Australian legal firm Minter Ellison predicts that lifting the ban on Australian uranium exports could present significant opportunities for mining companies in Australia, as Indian and other foreign state-owned enterprises look for uranium exploration opportunities in that country. Mineweb quotes the firm's Energy and Resources partner Andrew Thompson:
"This reversal comes as welcome news to Australian mining companies that are currently restricted by the policy. It will see an increase in uranium export markets, as well as opportunities for foreign direct investment and increased capital for Australian uranium projects.
"Australian uranium explorers and producers would benefit from India's increasing use of nuclear energy, which is expected to grow from 3% to 40% of total domestic electricity consumption by 2050."
Australian PM Julia Gillard announced earlier this week she will push for the Australian Labor Party (ALP) to dump its ban on uranium sales to India, at its national conference next month.
The party's policy currently prevents export of uranium to countries that have not signed the Nuclear Non-Proliferation Treaty, which includes India, North Korea, Taiwan, Israel and Pakistan. The treaty is meant to prevent the proliferation of nuclear weapons.
One of the biggest beneficiaries of the ban lift would be BHP Billiton, which has announced a $30-billion expansion of its huge Olympic Dam uranium/copper/silver project. News.com.au reported on Fortescue Metals CEO Neville Power suggesting a link between the ban lift and the still-pending Mineral Resources Rent Tax.
Uranium mining is prohibited in Victoria and New South Wales, while in Queensland, exploration is permitted but extraction is illegal.
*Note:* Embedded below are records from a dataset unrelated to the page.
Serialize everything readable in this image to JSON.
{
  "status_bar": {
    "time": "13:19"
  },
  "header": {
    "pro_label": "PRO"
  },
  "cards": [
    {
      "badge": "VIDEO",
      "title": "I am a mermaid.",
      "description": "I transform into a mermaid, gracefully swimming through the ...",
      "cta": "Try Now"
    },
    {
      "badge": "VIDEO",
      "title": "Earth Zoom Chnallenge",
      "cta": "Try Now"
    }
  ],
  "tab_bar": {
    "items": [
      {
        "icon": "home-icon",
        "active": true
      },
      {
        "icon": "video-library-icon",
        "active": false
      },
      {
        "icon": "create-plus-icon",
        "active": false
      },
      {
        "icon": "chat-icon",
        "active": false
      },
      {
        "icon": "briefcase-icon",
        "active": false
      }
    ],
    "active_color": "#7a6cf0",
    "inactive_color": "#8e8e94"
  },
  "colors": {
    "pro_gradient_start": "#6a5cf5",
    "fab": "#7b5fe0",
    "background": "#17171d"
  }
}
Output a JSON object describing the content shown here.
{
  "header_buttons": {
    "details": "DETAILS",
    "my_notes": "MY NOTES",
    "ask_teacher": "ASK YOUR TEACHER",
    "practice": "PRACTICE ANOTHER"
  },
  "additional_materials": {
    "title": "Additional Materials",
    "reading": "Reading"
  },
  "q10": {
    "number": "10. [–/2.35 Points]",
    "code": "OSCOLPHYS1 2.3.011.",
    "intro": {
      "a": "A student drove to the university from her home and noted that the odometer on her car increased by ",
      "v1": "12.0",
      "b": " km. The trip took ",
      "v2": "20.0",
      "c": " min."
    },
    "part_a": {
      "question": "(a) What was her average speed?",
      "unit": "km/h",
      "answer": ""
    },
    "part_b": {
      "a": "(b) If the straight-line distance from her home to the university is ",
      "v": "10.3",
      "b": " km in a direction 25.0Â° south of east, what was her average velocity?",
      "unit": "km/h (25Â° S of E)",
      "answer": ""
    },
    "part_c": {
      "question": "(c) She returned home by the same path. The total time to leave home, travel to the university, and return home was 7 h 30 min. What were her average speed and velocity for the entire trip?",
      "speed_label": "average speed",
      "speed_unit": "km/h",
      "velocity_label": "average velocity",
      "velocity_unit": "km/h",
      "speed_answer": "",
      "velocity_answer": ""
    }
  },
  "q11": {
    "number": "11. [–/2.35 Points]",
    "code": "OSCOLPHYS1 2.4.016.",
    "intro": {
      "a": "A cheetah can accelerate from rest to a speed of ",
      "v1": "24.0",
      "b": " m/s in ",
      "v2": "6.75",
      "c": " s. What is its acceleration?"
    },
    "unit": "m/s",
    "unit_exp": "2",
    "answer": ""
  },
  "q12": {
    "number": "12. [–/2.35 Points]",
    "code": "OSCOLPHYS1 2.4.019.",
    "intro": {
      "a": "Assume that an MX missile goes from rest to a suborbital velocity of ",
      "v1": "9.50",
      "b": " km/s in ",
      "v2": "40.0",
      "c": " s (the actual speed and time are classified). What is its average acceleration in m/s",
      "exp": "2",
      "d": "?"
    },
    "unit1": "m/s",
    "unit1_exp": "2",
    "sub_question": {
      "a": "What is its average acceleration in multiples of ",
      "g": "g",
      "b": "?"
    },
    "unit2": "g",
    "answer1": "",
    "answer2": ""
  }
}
South Australia and the Northern Territory are the only regions to permit uranium mining, and it was recently legalized in Western Australia.